There is something oddly familiar with bringing cows onto Happy Earth Farm; déjà vu all over again in a Yogi Berra sort of way. It dawned on me the other day that having cows is just replacing being the parent of a bunch of kids.
Heading out to feed the cows reminds me of when the Domino Pizza delivery guy rang the doorbell. A massive stampede of five crazed kids could be heard from blocks away causing the delivery dude to look at me like he was wondering when was the last time I fed them. In the next frenzied ten minutes the boxes would be emptied as they ripped through each slice. God forbid one of them would have a friend over who was an only child……that kid didn’t stand a chance in the mayhem and would end up leaving, most likely, with an empty stomach.

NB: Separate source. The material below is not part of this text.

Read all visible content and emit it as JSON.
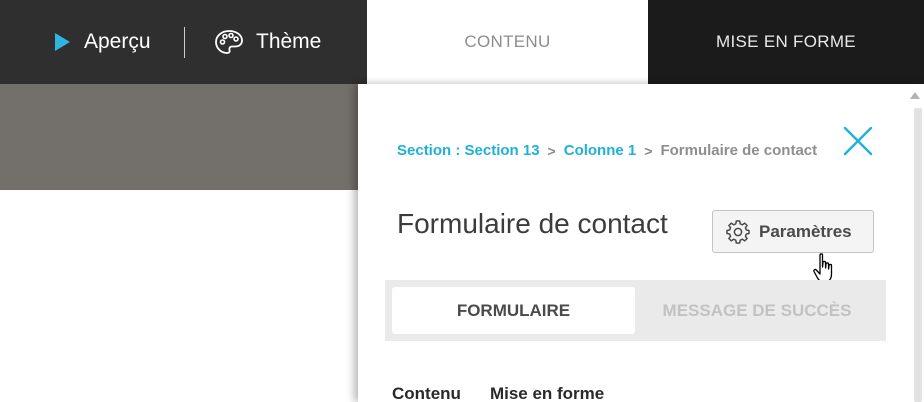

The cows hear the RTV approach the gate every morning and they line up in wild anticipation. All eyes are on the chain that holds the gate closed. As Steve drives through and makes his way to the feeders it looks more like the Running Of The Bulls than a peaceful farm. In an attempt to be first to the feeders, they run and buck, while shoving one another out of the way. Our latest addition, a steer, is still learning the ropes so by the time he gets with the program……two minutes later, the feed is already gone. You snooze, you lose buddy.
It was always almost impossible to get all of my kids to look at the camera at the same time during a family photo, even harder to have them all smiling. These damn cows just won’t cooperate. I get the face of three, the ass of two and one taking a dump every time I attempt a group photo.
And there is the familiar “make so much noise that mom has to come investigate” only to have all children freeze in unison as if nothing was going on. I can see the cows from the kitchen window. In the evening, things start getting a little crazy. The cool temps and darkening sky is invigorating it seems. I can make out a lot of activity as they bump heads and frolic in the pasture, but as soon as I head out to video the fun, they stop dead and look like “what!? We weren’t doing anything!”.
But just like my own children, they are becoming best friends. The youngest ones, a steer and a heifer, have bonded so completely that they cuddle up together to nap in the sun. The adolescent cows line up by the oldest to wait their turn for her to groom them with her very rough tongue. They moo in delight as she cleans their necks and faces.
Something just feels right with all of this. I guess I am right back where I started 34 years ago except I don’t have to pay for braces or college tuitions.